Lab research assistant Basma Abukwaik won the NJIT Provost Summer Research Fellowship Award for 2017. Her proposal was one of the top ranked proposals that were funded through a competitive process. Basma will be conducting research on “Telehealth: Improving Health Care Access to Minority Groups in Newark” where she will understand how people use smart application technologies and recruit minority women to use Maven, a mobile telehealth application.
We’re so happy to announce that our development team for the NJIT Buddy app have found jobs in New York City upon graduation.
Leiping Gong, who worked on the backend of the NJIT Buddy app, will be at Synchrony Financial, and Atisha Poojary, who worked on the frontend of the app’s iOS version, is now a developer at Developing Now.
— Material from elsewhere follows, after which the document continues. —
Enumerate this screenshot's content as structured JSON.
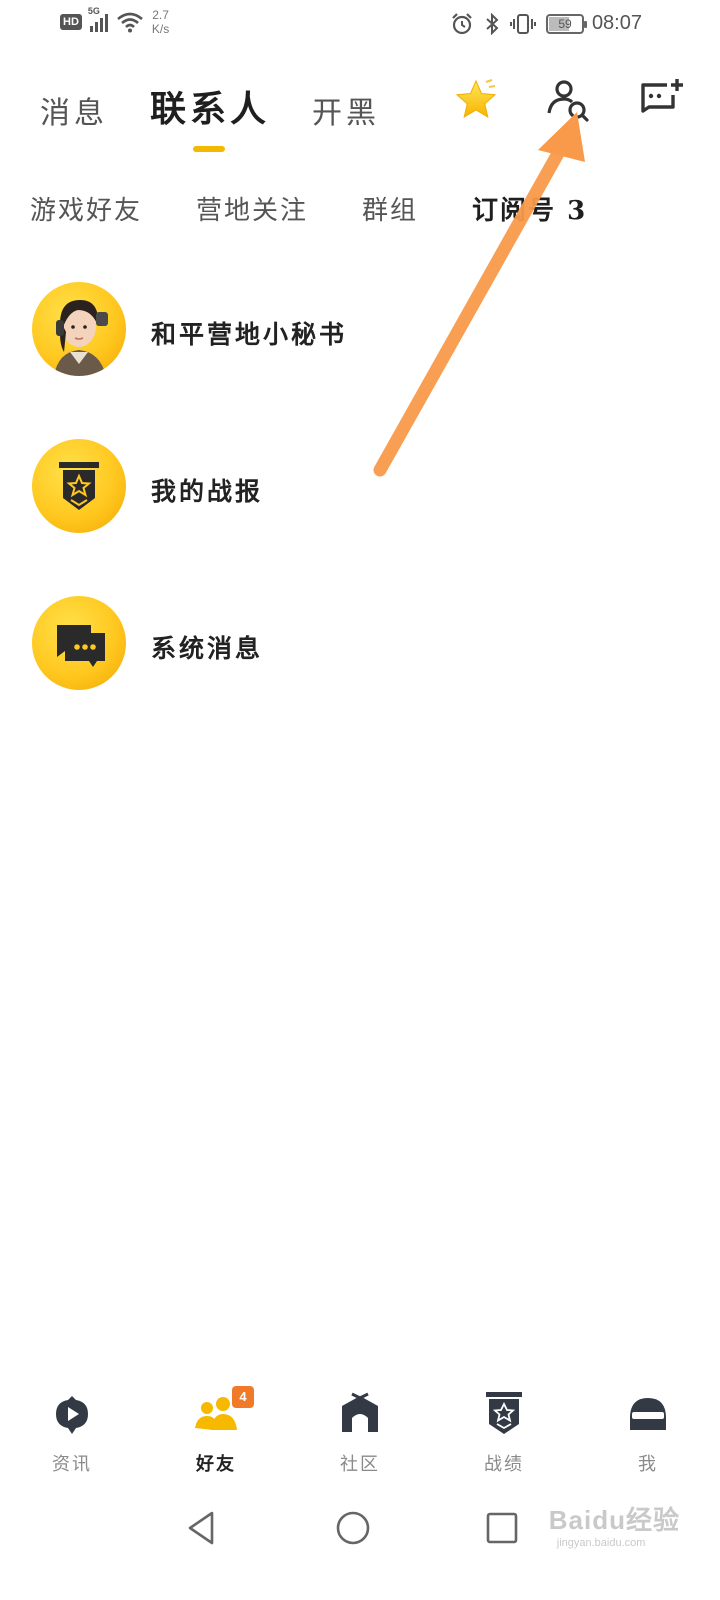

Graduate student Indraneel Kulkarni and undergraduate research assistant Adam Spryszinski presented development and research related to Virtual Sisters at the Dana Knox Student Research Showcase. Virtual Sisters is a mobile application to helping women in computing/STEM to exchange social support. The NJIT Dana Knox Showcase is a selection of the best student research on campus and participants are chosen through faculty nominations and a subsequent competitive screening.
The Social Interaction Lab received two i-Corps mini grants this spring! The iCorps grants are sponsored by the National Science Foundation. With Professor Yvette Wohn as the faculty mentor, Adam Spryzinski received a grant for a Mood App that uses color and multi-input methods- Basma Abukwaik was also on this team. Indraneel Kulkarni received a grant for the Virtual Sisters app, a social support system for women in STEM/computing. The i-Corps mini grants will be used to conduct user studies and meet with users for further commercialization of these applications. The photos below show Adam and Indraneel presenting their idea to the judges and other grant recipients.
This summer, three students from Brazil joined our lab to work on understanding how to make a social support app for women in STEM. From left, Felipe, Cassio, and Roseli were funded by their government to work at NJIT. They learned how to conduct interviews and analyze qualitative data. Adam, an NJIT student, also worked on the user research, while Atisha (far right), an NJIT masters student, developed the iOS version of the mobile app. The research results were presented at a conference at NJIT attended by the Brazilian Consulate.
Dr. Wohn was invited to Cornell University, where she gave a talk about her research on paralinguisitic digital affordances and social support. She also met with PhD students to discuss academic publishing and preparing for the academic job market.
Dr. Wohn and Dr. Sue Fussell, who hosted the talk
Dr. Wohn and research assistant Mary Schneider had a great time at the 2015 Grace Hopper conference for women in computing. This was the first time for both of them, and they were a part of a larger group of students and faculty who were supported by the BRAID initiative– an initiative led by the Anita Borg Institute and Harvey Mudd College, and funded by Facebook, Google, Intel, Microsoft, CRA and NSF, to increase diversity in computing.
Grace Hopper was a wonderful opportunity to meet new people, be empowered, and learn from great female tech leaders such as Sheryl Sandberg and Megan Smith. The conference also has a huge career fair, making it a must-go event for students, both graduate and undergraduate!
Here’s NJIT’s news story on the event.